Orphaned at the age of 7, she’s a black, self-made millionaire who offers powerful advice to all who will listen. “There is no royal flower-strewn path to success,” she once commented, “and if there is, I’ve not found it. If I have accomplished anything in life, it is because I have been willing to work hard.” To teenagers she says, “Don’t sit and wait for opportunities to come, you have to get up and make them.” But it’s on the subject of civil rights that her voice rings out most clearly; “America doesn’t respect anything but money. What our people need is a few millionaires.”
Her magnificent, 30 room Italian Renaissance mansion was designed by one of the world’s leading architects, and it’s name, “Villa Lewaro,” was given to it by Enrico Caruso, the legendary opera singer. Obviously, this is a woman of extraordinary elegance, wealth and taste.
Can you name our black female millionaire? I’ll give you a clue – she died exactly four years before television was invented. Now that sort of shoots your Oprah theory all to pieces, doesn’t it? No, the great opera singer Enrico Caruso wasn’t just an historical figure to Sarah Breedlove, he was a personal friend, and Sarah wasn’t just America’s first black, female millionaire. She was America’s first self-made female millionaire of any color.
Born in 1867 on a Louisiana plantation, Sarah was the daughter of former slaves who died when she was seven. When Sarah was 18, she had a baby girl. Her husband died 2 years later. Yes, the woman who would become known throughout the world as Madam C.J. Walker began her long walk toward fame and fortune as a black, 20 year-old widow with a 2 year-old baby on her arm. And she did it during a time when America was not only violently racist, but deeply sexist as well.
“I got my start by giving myself a start,” she says, “I came from the cotton fields of the South. I was promoted from there to the washtub. Then I was promoted to the cook kitchen. And from there I promoted myself into the business of manufacturing cosmetics. Everybody told me I was making a mistake.”
Evidently, “everybody” was wrong.
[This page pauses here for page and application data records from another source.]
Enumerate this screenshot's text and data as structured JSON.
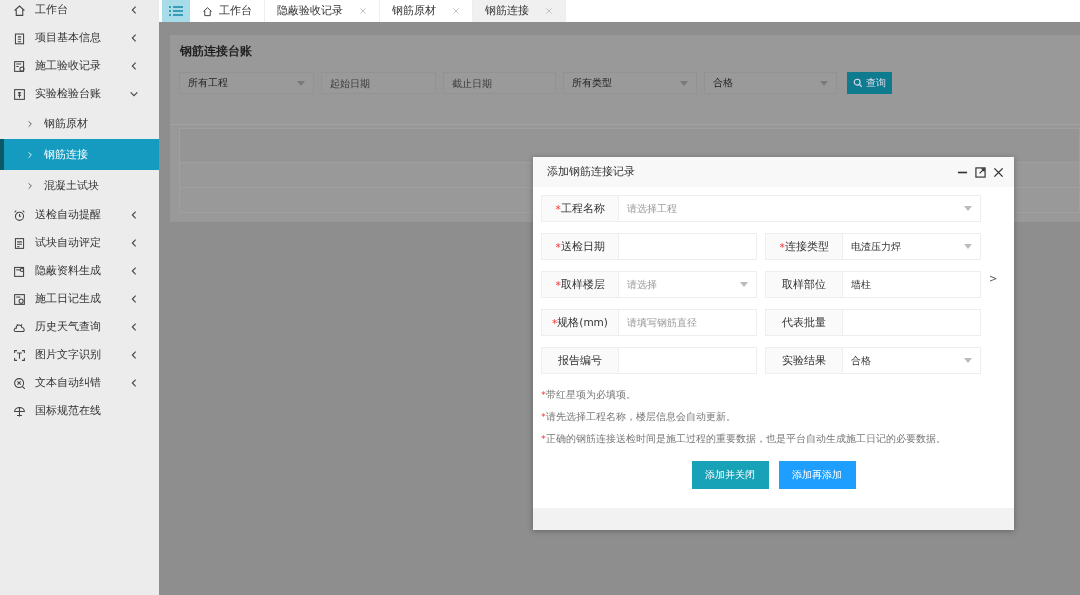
{
  "sidebar": {
    "items": [
      {
        "label": "工作台",
        "kind": "group",
        "expanded": false
      },
      {
        "label": "项目基本信息",
        "kind": "group",
        "expanded": false
      },
      {
        "label": "施工验收记录",
        "kind": "group",
        "expanded": false
      },
      {
        "label": "实验检验台账",
        "kind": "group",
        "expanded": true,
        "children": [
          {
            "label": "钢筋原材",
            "selected": false
          },
          {
            "label": "钢筋连接",
            "selected": true
          },
          {
            "label": "混凝土试块",
            "selected": false
          }
        ]
      },
      {
        "label": "送检自动提醒",
        "kind": "group",
        "expanded": false
      },
      {
        "label": "试块自动评定",
        "kind": "group",
        "expanded": false
      },
      {
        "label": "隐蔽资料生成",
        "kind": "group",
        "expanded": false
      },
      {
        "label": "施工日记生成",
        "kind": "group",
        "expanded": false
      },
      {
        "label": "历史天气查询",
        "kind": "group",
        "expanded": false
      },
      {
        "label": "图片文字识别",
        "kind": "group",
        "expanded": false
      },
      {
        "label": "文本自动纠错",
        "kind": "group",
        "expanded": false
      },
      {
        "label": "国标规范在线",
        "kind": "link"
      }
    ]
  },
  "tabs": [
    {
      "label": "工作台",
      "kind": "home",
      "selected": false
    },
    {
      "label": "隐蔽验收记录",
      "kind": "closable",
      "selected": false
    },
    {
      "label": "钢筋原材",
      "kind": "closable",
      "selected": false
    },
    {
      "label": "钢筋连接",
      "kind": "closable",
      "selected": true
    }
  ],
  "ledger": {
    "title": "钢筋连接台账",
    "filters": [
      {
        "kind": "select",
        "value": "所有工程"
      },
      {
        "kind": "date",
        "placeholder": "起始日期"
      },
      {
        "kind": "date",
        "placeholder": "截止日期"
      },
      {
        "kind": "select",
        "value": "所有类型"
      },
      {
        "kind": "select",
        "value": "合格"
      }
    ],
    "search_button": "查询"
  },
  "dialog": {
    "title": "添加钢筋连接记录",
    "fields": [
      {
        "mark": "*",
        "label": "工程名称",
        "kind": "select",
        "placeholder": "请选择工程",
        "wide": true
      },
      {
        "mark": "*",
        "label": "送检日期",
        "kind": "text"
      },
      {
        "mark": "*",
        "label": "连接类型",
        "kind": "select",
        "value": "电渣压力焊"
      },
      {
        "mark": "*",
        "label": "取样楼层",
        "kind": "select",
        "placeholder": "请选择"
      },
      {
        "label": "取样部位",
        "kind": "text",
        "value": "墙柱"
      },
      {
        "mark": "*",
        "label": "规格(mm)",
        "kind": "text",
        "placeholder": "请填写钢筋直径"
      },
      {
        "label": "代表批量",
        "kind": "text"
      },
      {
        "label": "报告编号",
        "kind": "text"
      },
      {
        "label": "实验结果",
        "kind": "select",
        "value": "合格"
      }
    ],
    "side_arrow": ">",
    "notes": [
      {
        "mark": "*",
        "text": "带红星项为必填项。"
      },
      {
        "mark": "*",
        "text": "请先选择工程名称，楼层信息会自动更新。"
      },
      {
        "mark": "*",
        "text": "正确的钢筋连接送检时间是施工过程的重要数据，也是平台自动生成施工日记的必要数据。"
      }
    ],
    "buttons": [
      {
        "label": "添加并关闭",
        "kind": "primary"
      },
      {
        "label": "添加再添加",
        "kind": "secondary"
      }
    ]
  }
}
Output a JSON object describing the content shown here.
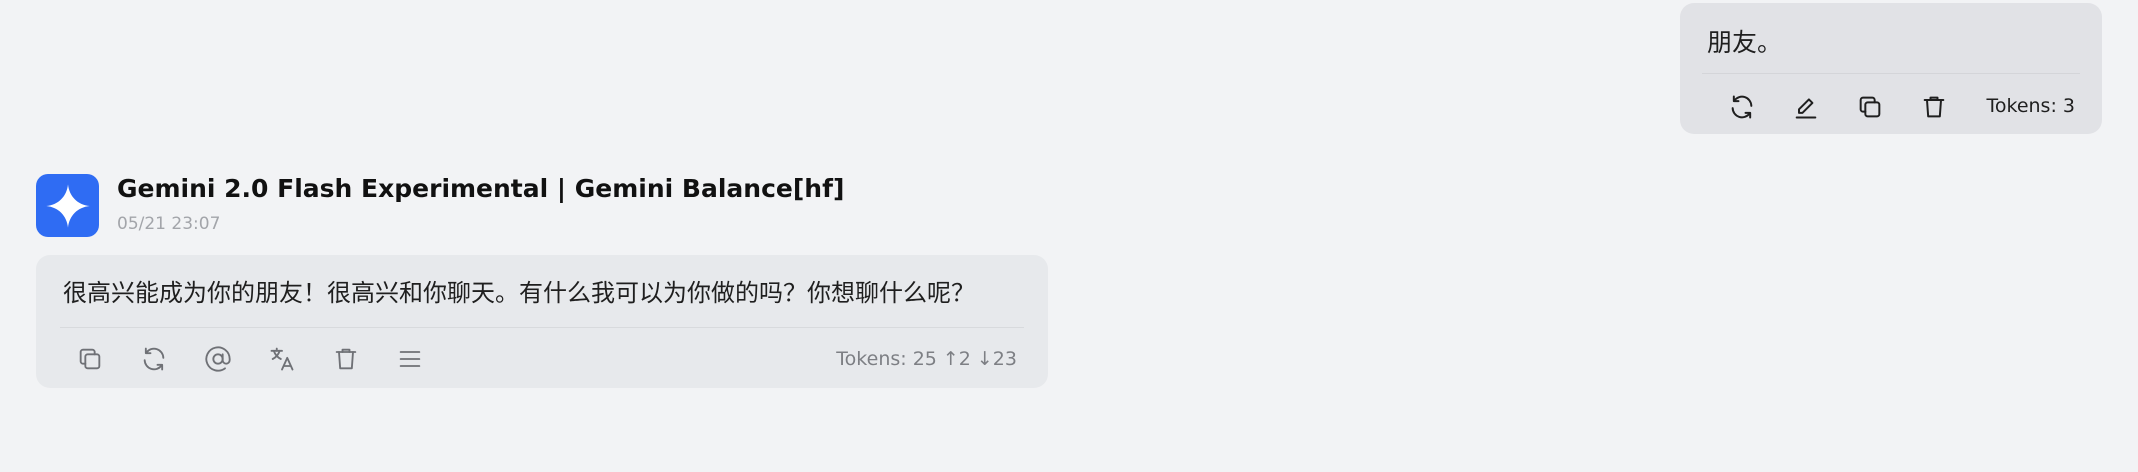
{
  "user_message": {
    "text": "朋友。",
    "tokens_label": "Tokens: 3",
    "actions": [
      {
        "name": "regenerate",
        "icon": "refresh-icon"
      },
      {
        "name": "edit",
        "icon": "pencil-icon"
      },
      {
        "name": "copy",
        "icon": "copy-icon"
      },
      {
        "name": "delete",
        "icon": "trash-icon"
      }
    ]
  },
  "assistant_message": {
    "model": "Gemini 2.0 Flash Experimental | Gemini Balance[hf]",
    "timestamp": "05/21 23:07",
    "text": "很高兴能成为你的朋友！很高兴和你聊天。有什么我可以为你做的吗？你想聊什么呢？",
    "tokens_label": "Tokens: 25",
    "tokens_up": "↑2",
    "tokens_down": "↓23",
    "actions": [
      {
        "name": "copy",
        "icon": "copy-icon"
      },
      {
        "name": "regenerate",
        "icon": "refresh-icon"
      },
      {
        "name": "mention",
        "icon": "at-icon"
      },
      {
        "name": "translate",
        "icon": "translate-icon"
      },
      {
        "name": "delete",
        "icon": "trash-icon"
      },
      {
        "name": "more",
        "icon": "menu-icon"
      }
    ]
  },
  "colors": {
    "background": "#f2f3f5",
    "user_bubble": "#e1e2e6",
    "assistant_bubble": "#e7e9ec",
    "avatar": "#2f6cf3"
  }
}
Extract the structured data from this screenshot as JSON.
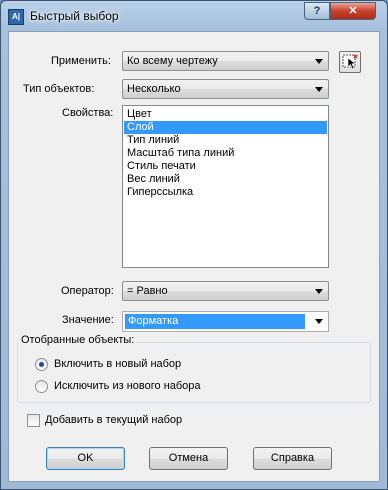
{
  "window": {
    "title": "Быстрый выбор",
    "app_icon_text": "A|",
    "help_button_label": "?",
    "close_button_label": "✕"
  },
  "apply": {
    "label": "Применить:",
    "value": "Ко всему чертежу"
  },
  "object_type": {
    "label": "Тип объектов:",
    "value": "Несколько"
  },
  "properties": {
    "label": "Свойства:",
    "items": [
      "Цвет",
      "Слой",
      "Тип линий",
      "Масштаб типа линий",
      "Стиль печати",
      "Вес линий",
      "Гиперссылка"
    ],
    "selected_index": 1
  },
  "operator": {
    "label": "Оператор:",
    "value": "= Равно"
  },
  "value": {
    "label": "Значение:",
    "value": "Форматка"
  },
  "selection_group": {
    "title": "Отобранные объекты:",
    "include_label": "Включить в новый набор",
    "exclude_label": "Исключить из нового набора",
    "selected": "include"
  },
  "append_checkbox": {
    "label": "Добавить в текущий набор",
    "checked": false
  },
  "buttons": {
    "ok": "OK",
    "cancel": "Отмена",
    "help": "Справка"
  }
}
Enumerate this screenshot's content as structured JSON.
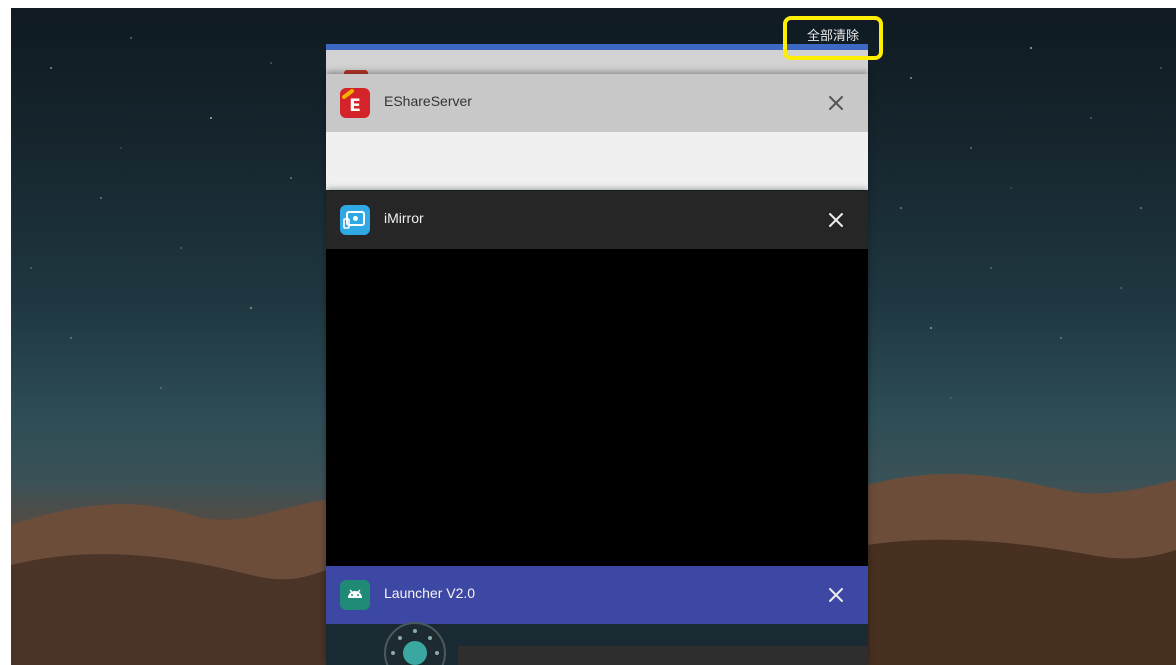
{
  "recents": {
    "clear_all_label": "全部清除",
    "cards": [
      {
        "app_name": "EShareServer",
        "icon": "eshare-icon",
        "icon_letter": "E",
        "color": "#d5232a"
      },
      {
        "app_name": "iMirror",
        "icon": "imirror-icon",
        "color": "#2fa8e4"
      },
      {
        "app_name": "Launcher V2.0",
        "icon": "android-icon",
        "color": "#3d47a4"
      }
    ]
  },
  "colors": {
    "highlight_border": "#ffee00",
    "top_card_accent": "#3b69c4"
  }
}
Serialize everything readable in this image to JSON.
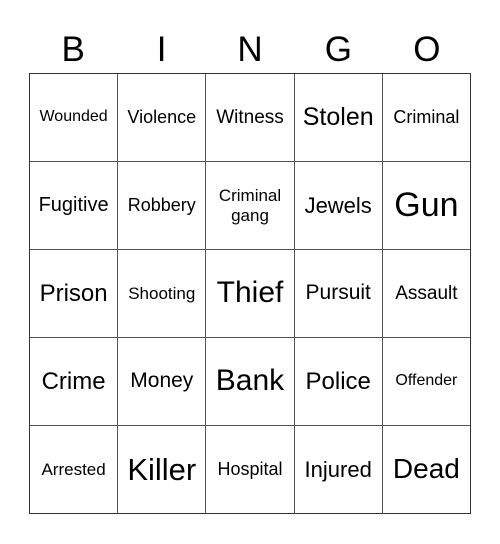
{
  "header": [
    "B",
    "I",
    "N",
    "G",
    "O"
  ],
  "cells": [
    "Wounded",
    "Violence",
    "Witness",
    "Stolen",
    "Criminal",
    "Fugitive",
    "Robbery",
    "Criminal gang",
    "Jewels",
    "Gun",
    "Prison",
    "Shooting",
    "Thief",
    "Pursuit",
    "Assault",
    "Crime",
    "Money",
    "Bank",
    "Police",
    "Offender",
    "Arrested",
    "Killer",
    "Hospital",
    "Injured",
    "Dead"
  ]
}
How about you? Do you have the patience, tenacity and grit to bang the hammer of hard work against the anvil of your disadvantages until you’ve pounded your future into a shape that you like? Or do you just plan to sit there with your fingers crossed and wait for “your big break” and then, when it doesn’t come, whine about how you “never had a chance?”
Roy H. Williams